British Freemasonry – A Brief Introduction (Part 3)

Richard H. Ryder, 2018

In parts one and two of this Introduction to British Freemasonry you received a brief overview of the Craft in England, Scotland, and Ireland; an introduction to early British lodges; a description of membership grades; and the events leading up to the formation of the Grand Lodge of England.  In this last installment The United Grand Lodge of England becomes a reality, English Provincial Grand Lodges are formed, and the Grand Lodges of Scotland and Ireland follow suit.

The Premier Grand Lodge in London

By 1717, Freemasonry in Britain was flourishing among men in the upper echelons of society.  On June 24th members of the “Old Lodges” in London began to meet as the Premier Grand Lodge, located at the Goose and Gridiron ale house.  The oldest Master Mason, Anthony Sayer, became the Grand Master. Members agreed to meet once per year and partake in a grand feast.  Sayer appointed Grand Wardens, decreeing the three should meet four times per year, although there is no evidence these four yearly meetings ever occurred.

Also unproven is a desire by the Grand Lodge or Sayer to control lodges elsewhere in London.  This changed with his successor, George Payne, who enforced regulations created by Grand Lodge.  Also, other procedural changes began to occur. William Cowper of Horn Lodge was appointed as Grand Secretary, who’s duty was to record minutes of the meetings, the first of which are dated June24, 1723. That same year James Anderson published the first official Constitution of the Freemasons, a combination of The Old Charges documented in the Regus and other medieval manuscripts.

Soon, the makeup of the Grand Lodge, particularly the Grand Master, began to reflect British nobility. This stayed so for several years, causing people to view the Grand Lodge as a meeting place for society’s elite leading to the decline of operative influences. Freemasonry began to reflect the social status of the men who financed the construction of the medieval cathedrals instead of those who labored to build them.

Provincial Grand Lodges and the United Grand Lodge of England

As the Premier Grand Lodge in London grew in stature and power, its authority with provincial lodges grew also. Although some lodges, like those in York, resisted being associated with the social elite at Grand Lodge, most however did not. With the advent of the Industrial Revolution, cities grew and wealthy industrialists, wanting to be perceived as gentlemen, sought out Freemasonry. Soon, urban membership expanded while rural membership decreased resulting in the death of some lodges.

Attending lodges near places of employment became more the exception than the norm.

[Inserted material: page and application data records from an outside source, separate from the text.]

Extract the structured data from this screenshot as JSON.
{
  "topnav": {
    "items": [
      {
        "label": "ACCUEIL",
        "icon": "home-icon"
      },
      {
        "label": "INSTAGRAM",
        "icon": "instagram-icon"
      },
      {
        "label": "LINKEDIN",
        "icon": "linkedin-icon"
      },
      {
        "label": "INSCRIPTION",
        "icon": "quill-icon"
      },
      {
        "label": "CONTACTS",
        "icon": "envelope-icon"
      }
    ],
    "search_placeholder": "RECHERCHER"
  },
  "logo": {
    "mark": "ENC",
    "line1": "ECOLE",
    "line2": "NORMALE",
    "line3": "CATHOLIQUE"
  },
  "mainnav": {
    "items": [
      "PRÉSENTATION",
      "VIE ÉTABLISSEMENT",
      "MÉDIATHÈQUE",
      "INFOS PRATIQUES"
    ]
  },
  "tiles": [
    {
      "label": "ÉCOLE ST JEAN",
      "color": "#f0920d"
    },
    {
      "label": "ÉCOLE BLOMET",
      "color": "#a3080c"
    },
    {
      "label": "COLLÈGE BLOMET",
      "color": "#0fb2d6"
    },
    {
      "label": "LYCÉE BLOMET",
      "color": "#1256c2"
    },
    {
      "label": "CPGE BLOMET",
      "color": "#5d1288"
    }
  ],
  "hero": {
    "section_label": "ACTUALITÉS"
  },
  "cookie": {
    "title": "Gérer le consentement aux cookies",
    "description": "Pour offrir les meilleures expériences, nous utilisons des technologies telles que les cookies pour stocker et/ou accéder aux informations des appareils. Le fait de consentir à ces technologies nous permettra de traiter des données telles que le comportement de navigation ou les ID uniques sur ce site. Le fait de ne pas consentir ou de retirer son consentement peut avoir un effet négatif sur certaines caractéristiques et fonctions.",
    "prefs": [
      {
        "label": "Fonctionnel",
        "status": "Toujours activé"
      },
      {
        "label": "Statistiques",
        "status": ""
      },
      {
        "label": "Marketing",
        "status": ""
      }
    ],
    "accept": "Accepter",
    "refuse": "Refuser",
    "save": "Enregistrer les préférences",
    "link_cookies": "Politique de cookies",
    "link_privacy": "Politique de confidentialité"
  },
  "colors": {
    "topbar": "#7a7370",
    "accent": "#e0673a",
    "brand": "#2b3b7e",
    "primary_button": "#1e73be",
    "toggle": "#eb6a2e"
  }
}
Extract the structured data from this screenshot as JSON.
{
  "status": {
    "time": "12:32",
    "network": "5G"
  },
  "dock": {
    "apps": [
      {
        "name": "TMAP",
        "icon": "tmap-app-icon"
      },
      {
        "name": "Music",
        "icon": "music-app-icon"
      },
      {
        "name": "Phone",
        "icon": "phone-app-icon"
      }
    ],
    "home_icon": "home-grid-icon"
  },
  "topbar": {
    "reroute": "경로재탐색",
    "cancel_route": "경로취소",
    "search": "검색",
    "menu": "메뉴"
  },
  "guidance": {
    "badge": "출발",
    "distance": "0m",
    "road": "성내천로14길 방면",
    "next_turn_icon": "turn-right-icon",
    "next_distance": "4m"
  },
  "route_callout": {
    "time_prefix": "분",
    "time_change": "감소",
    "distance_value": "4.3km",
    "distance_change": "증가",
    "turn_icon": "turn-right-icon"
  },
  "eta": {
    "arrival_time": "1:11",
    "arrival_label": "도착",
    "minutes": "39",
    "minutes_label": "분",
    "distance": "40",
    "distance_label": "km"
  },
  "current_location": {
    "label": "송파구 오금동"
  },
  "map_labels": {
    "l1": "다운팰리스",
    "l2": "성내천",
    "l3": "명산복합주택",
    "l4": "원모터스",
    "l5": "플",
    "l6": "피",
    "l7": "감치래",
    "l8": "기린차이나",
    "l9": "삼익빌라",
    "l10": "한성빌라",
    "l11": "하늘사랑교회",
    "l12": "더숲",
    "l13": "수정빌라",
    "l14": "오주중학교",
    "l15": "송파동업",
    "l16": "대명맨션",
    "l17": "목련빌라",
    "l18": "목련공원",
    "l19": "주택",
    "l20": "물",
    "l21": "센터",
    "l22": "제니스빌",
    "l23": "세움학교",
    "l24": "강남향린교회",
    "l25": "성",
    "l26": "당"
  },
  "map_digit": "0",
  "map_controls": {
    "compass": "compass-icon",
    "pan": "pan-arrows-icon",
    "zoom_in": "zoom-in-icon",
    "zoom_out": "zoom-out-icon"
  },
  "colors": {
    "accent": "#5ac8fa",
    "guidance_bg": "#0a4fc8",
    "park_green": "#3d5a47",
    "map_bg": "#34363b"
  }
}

Gradually, members began to meet in temples and halls, rather than drinking establishments, inns, and coffee houses.

As the number of lodges grew, it became increasingly harder for the Grand Lodge in London to manage and govern the provincial lodges.  Simple communication was difficult due to the geographic dispersion of the increasing number of lodges. To remedy this, Provincial Grand Lodges were created along county lines and charged with constituting new lodges.  Then, in 1813, the United Grand Lodge of London was formed with King George’s son, Augustus Frederick, Duke of Sussex, as its first Grand Master.

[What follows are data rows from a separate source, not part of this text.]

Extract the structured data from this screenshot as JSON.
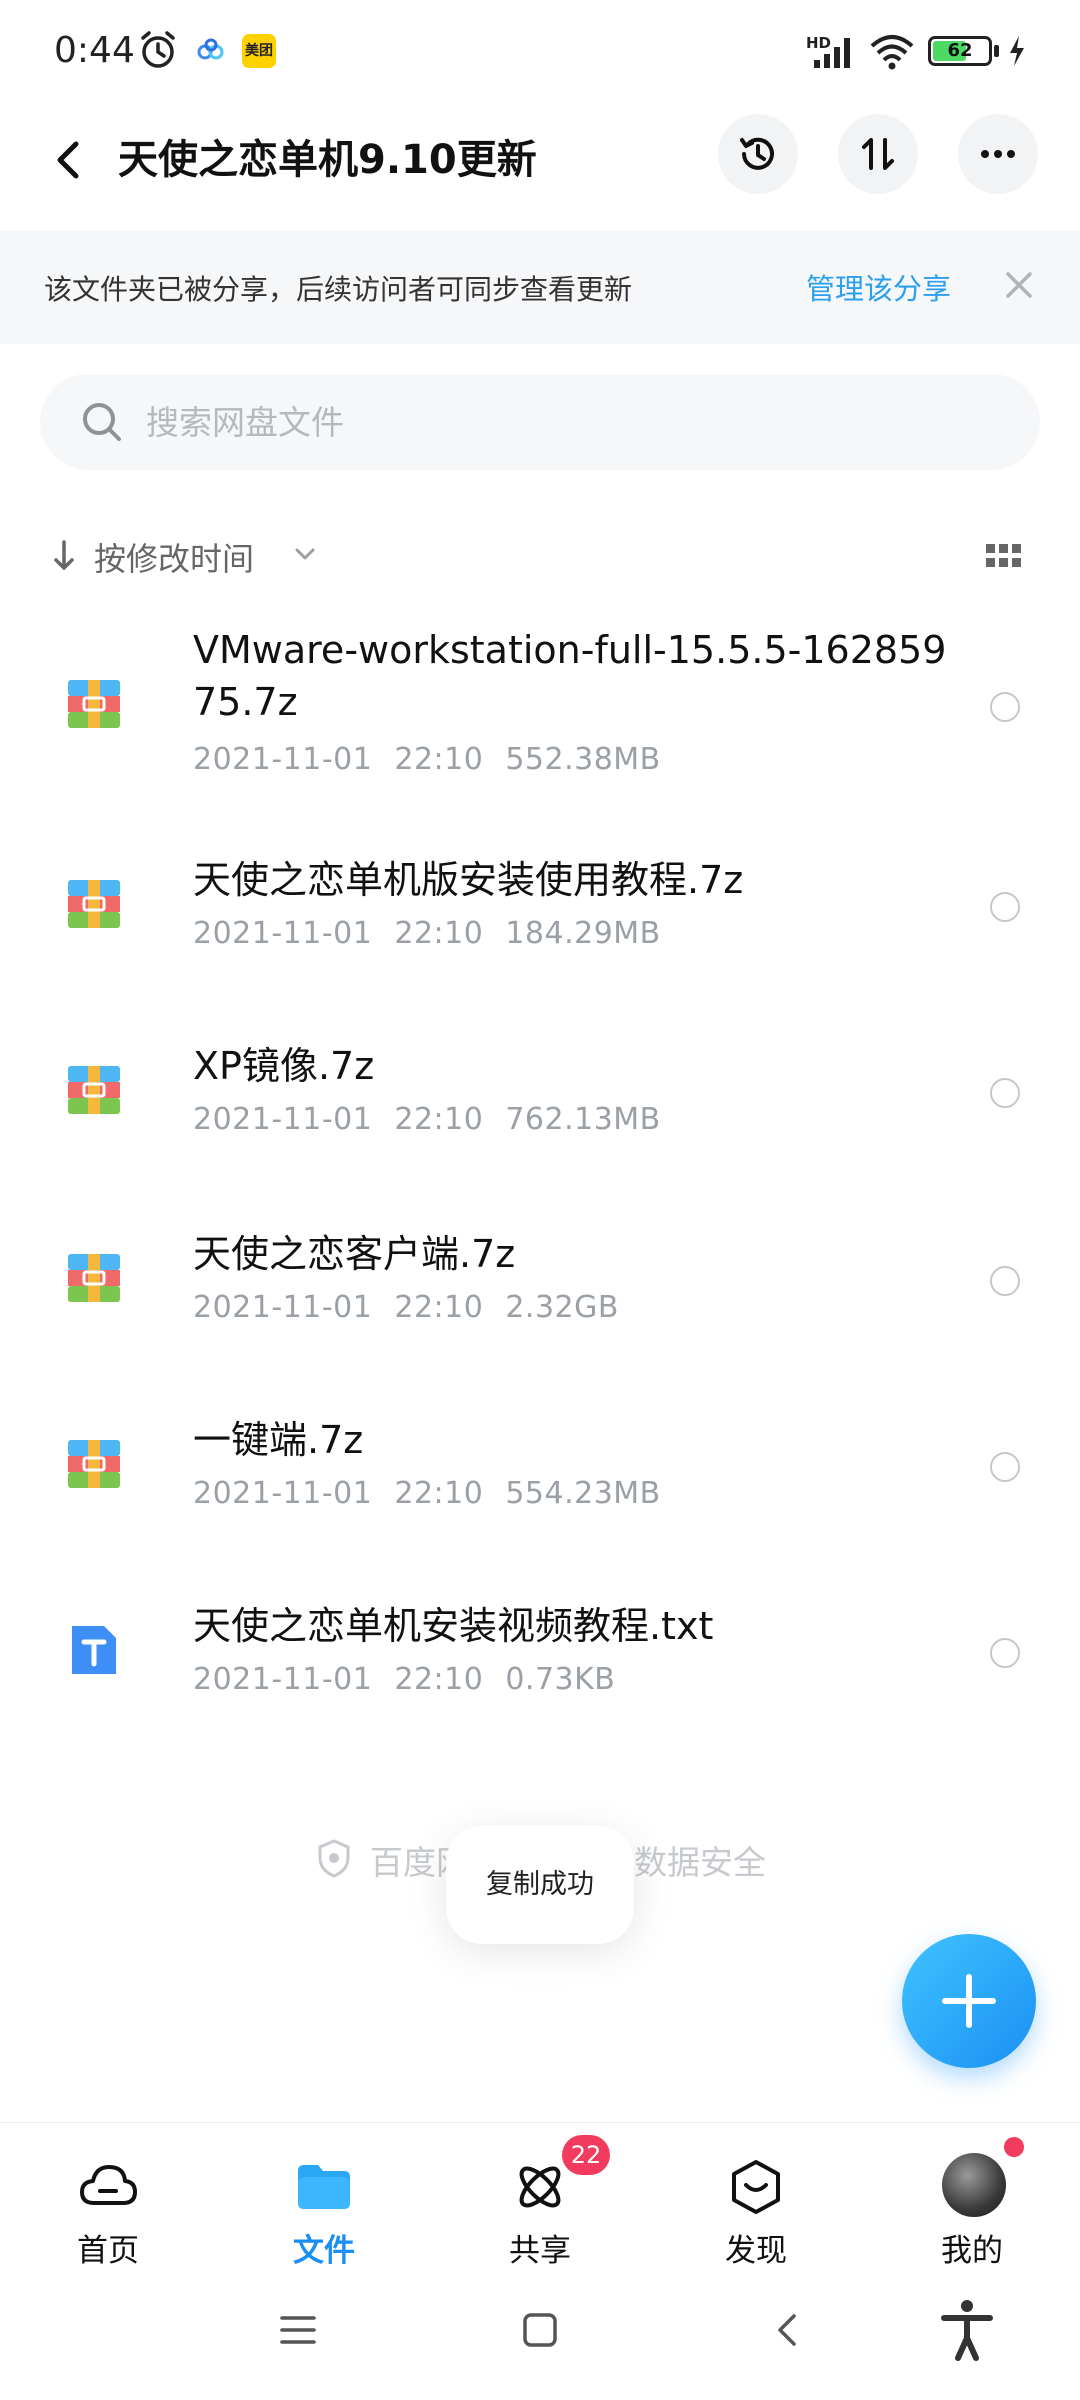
{
  "status_bar": {
    "time": "0:44",
    "meituan_label": "美团",
    "network_label": "HD",
    "battery_level": "62",
    "battery_fraction": 0.62,
    "icons": [
      "alarm-icon",
      "baidu-netdisk-icon",
      "meituan-icon",
      "signal-icon",
      "wifi-icon",
      "battery-icon",
      "charging-icon"
    ]
  },
  "header": {
    "title": "天使之恋单机9.10更新",
    "icons": [
      "back-icon",
      "history-icon",
      "transfer-icon",
      "more-icon"
    ]
  },
  "share_banner": {
    "text": "该文件夹已被分享，后续访问者可同步查看更新",
    "link": "管理该分享"
  },
  "search": {
    "placeholder": "搜索网盘文件",
    "value": ""
  },
  "sort": {
    "label": "按修改时间"
  },
  "files": [
    {
      "name": "VMware-workstation-full-15.5.5-16285975.7z",
      "date": "2021-11-01",
      "time": "22:10",
      "size": "552.38MB",
      "type": "archive"
    },
    {
      "name": "天使之恋单机版安装使用教程.7z",
      "date": "2021-11-01",
      "time": "22:10",
      "size": "184.29MB",
      "type": "archive"
    },
    {
      "name": "XP镜像.7z",
      "date": "2021-11-01",
      "time": "22:10",
      "size": "762.13MB",
      "type": "archive"
    },
    {
      "name": "天使之恋客户端.7z",
      "date": "2021-11-01",
      "time": "22:10",
      "size": "2.32GB",
      "type": "archive"
    },
    {
      "name": "一键端.7z",
      "date": "2021-11-01",
      "time": "22:10",
      "size": "554.23MB",
      "type": "archive"
    },
    {
      "name": "天使之恋单机安装视频教程.txt",
      "date": "2021-11-01",
      "time": "22:10",
      "size": "0.73KB",
      "type": "text"
    }
  ],
  "footer_note": "百度网盘保护你的数据安全",
  "toast": "复制成功",
  "bottom_nav": {
    "items": [
      {
        "label": "首页",
        "icon": "cloud-icon",
        "active": false
      },
      {
        "label": "文件",
        "icon": "folder-icon",
        "active": true
      },
      {
        "label": "共享",
        "icon": "share-atom-icon",
        "active": false,
        "badge": "22"
      },
      {
        "label": "发现",
        "icon": "discover-icon",
        "active": false
      },
      {
        "label": "我的",
        "icon": "avatar",
        "active": false
      }
    ]
  },
  "colors": {
    "accent": "#1a8ff3",
    "link": "#2b9ff0",
    "badge": "#f23b5f",
    "banner_bg": "#f6f7f9"
  }
}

The Grand Lodge of Scotland

As in London, four old Scottish lodges gathered on November 30, 1736 to form the Scottish Grand Lodge with William St Clair elected as its first Grand Master. His ancestors are credited with building Rosslyn Chapel and his family prided themselves as heads of Scotland’s Masonic movement.

It did not take long for Kilwinning and other Scottish lodges to rise against each other in dissention over historical precedence.   In 1743, Canongate Kilwinning Lodge in Edinburgh, without authority from the Scottish Grand Lodge, began chartering lodges in Scotland and then America.  The Jacobite cause brought about additional friction and it wasn’t until 1746, following the Battle of Culloden, that Masonic wounds were mended.  All saw the benefit in apposing the English as a common enemy.

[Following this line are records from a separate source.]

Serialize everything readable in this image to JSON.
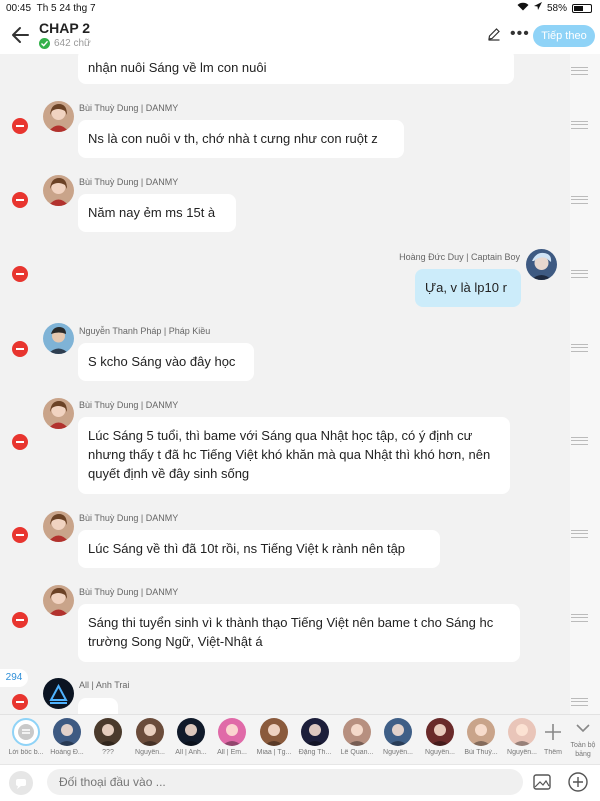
{
  "status": {
    "time": "00:45",
    "date": "Th 5 24 thg 7",
    "battery": "58%",
    "battery_level": 0.58
  },
  "header": {
    "title": "CHAP 2",
    "word_count": "642 chữ",
    "next_label": "Tiếp theo"
  },
  "messages": [
    {
      "author": "",
      "text": "nhận nuôi Sáng về lm con nuôi",
      "mine": false
    },
    {
      "author": "Bùi Thuỳ Dung | DANMY",
      "text": "Ns là con nuôi v th, chớ nhà t cưng như con ruột z",
      "mine": false
    },
    {
      "author": "Bùi Thuỳ Dung | DANMY",
      "text": "Năm nay ẻm ms 15t à",
      "mine": false
    },
    {
      "author": "Hoàng Đức Duy | Captain Boy",
      "text": "Ựa, v là lp10 r",
      "mine": true
    },
    {
      "author": "Nguyễn Thanh Pháp | Pháp Kiều",
      "text": "S kcho Sáng vào đây học",
      "mine": false
    },
    {
      "author": "Bùi Thuỳ Dung | DANMY",
      "text": "Lúc Sáng 5 tuổi, thì bame với Sáng qua Nhật học tập, có ý định cư nhưng thấy t đã hc Tiếng Việt khó khăn mà qua Nhật thì khó hơn, nên quyết định về đây sinh sống",
      "mine": false
    },
    {
      "author": "Bùi Thuỳ Dung | DANMY",
      "text": "Lúc Sáng về thì đã 10t rồi, ns Tiếng Việt k rành nên tập",
      "mine": false
    },
    {
      "author": "Bùi Thuỳ Dung | DANMY",
      "text": "Sáng thi tuyển sinh vì k thành thạo Tiếng Việt nên bame t cho Sáng hc trường Song Ngữ, Việt-Nhật á",
      "mine": false
    },
    {
      "author": "All | Anh Trai",
      "text": "",
      "mine": false
    }
  ],
  "scroll_badge": "294",
  "characters": [
    {
      "label": "Lời bốc b...",
      "color": "#dfe6ec"
    },
    {
      "label": "Hoàng Đ...",
      "color": "#3e5a82"
    },
    {
      "label": "???",
      "color": "#4a3a2c"
    },
    {
      "label": "Nguyễn...",
      "color": "#6b4c3b"
    },
    {
      "label": "All | Anh...",
      "color": "#101a2a"
    },
    {
      "label": "All | Em...",
      "color": "#e06aa8"
    },
    {
      "label": "Miaa | Tg...",
      "color": "#8a5a3c"
    },
    {
      "label": "Đặng Th...",
      "color": "#1c1e3a"
    },
    {
      "label": "Lê Quan...",
      "color": "#b79080"
    },
    {
      "label": "Nguyễn...",
      "color": "#3f5f87"
    },
    {
      "label": "Nguyễn...",
      "color": "#6a2a2a"
    },
    {
      "label": "Bùi Thuỳ...",
      "color": "#c9a48a"
    },
    {
      "label": "Nguyễn...",
      "color": "#e9c5b9"
    }
  ],
  "actions": {
    "add_label": "Thêm",
    "fullscreen_label": "Toàn bộ bảng"
  },
  "input": {
    "placeholder": "Đối thoại đầu vào ..."
  },
  "icons": [
    "back-arrow-icon",
    "check-icon",
    "pencil-icon",
    "more-icon",
    "delete-icon",
    "drag-handle-icon",
    "plus-icon",
    "chevron-down-icon",
    "chat-bubble-icon",
    "image-icon"
  ],
  "colors": {
    "accent": "#8fd3f7",
    "delete": "#e8352f",
    "my_bubble": "#ccecfa",
    "verified": "#33b14a"
  }
}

The Grand Lodge of Ireland

In the Emerald Isle, the Earl of Rose became Grand Master of the Grand Lodge in Dublin on June 26, 1725 and Freemasonry quickly spread, with some lodges going off on their own. A year later a rival grand lodge, The Grand Lodge of Munster, arose in Cork, but lasted only until 1733, bending to the authority of The Grand Lodge in Dublin. The rouge lodges also submitted. In the early 1800’s The Grand Lodge in Dublin survived a challenge by the Grand Lodge in Ulster, resulting in what we know today as The Grand Lodge of Ireland